Please return each record exactly, leaving nothing out.

Web page and app entries
═══

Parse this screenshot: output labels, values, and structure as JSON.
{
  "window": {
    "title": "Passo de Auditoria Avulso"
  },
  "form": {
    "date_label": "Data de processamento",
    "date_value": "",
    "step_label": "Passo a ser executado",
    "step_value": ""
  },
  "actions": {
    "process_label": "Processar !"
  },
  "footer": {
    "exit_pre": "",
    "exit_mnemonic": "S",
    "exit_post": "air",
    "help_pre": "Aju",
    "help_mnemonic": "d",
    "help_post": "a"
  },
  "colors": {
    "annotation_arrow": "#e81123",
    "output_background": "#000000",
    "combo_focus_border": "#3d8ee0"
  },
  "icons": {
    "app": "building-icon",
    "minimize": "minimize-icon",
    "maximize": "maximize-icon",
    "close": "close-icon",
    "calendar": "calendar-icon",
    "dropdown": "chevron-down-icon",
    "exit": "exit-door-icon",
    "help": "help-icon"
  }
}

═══

• Exercise solution:
Parse this screenshot: output labels, values, and structure as JSON.
{
  "window": {
    "title": "Passo de Auditoria Avulso"
  },
  "form": {
    "date_label": "Data de processamento",
    "date_value": "",
    "step_label": "Passo a ser executado",
    "step_value": ""
  },
  "actions": {
    "process_label": "Processar !"
  },
  "footer": {
    "exit_pre": "",
    "exit_mnemonic": "S",
    "exit_post": "air",
    "help_pre": "Aju",
    "help_mnemonic": "d",
    "help_post": "a"
  },
  "colors": {
    "annotation_arrow": "#e81123",
    "output_background": "#000000",
    "combo_focus_border": "#3d8ee0"
  },
  "icons": {
    "app": "building-icon",
    "minimize": "minimize-icon",
    "maximize": "maximize-icon",
    "close": "close-icon",
    "calendar": "calendar-icon",
    "dropdown": "chevron-down-icon",
    "exit": "exit-door-icon",
    "help": "help-icon"
  }
}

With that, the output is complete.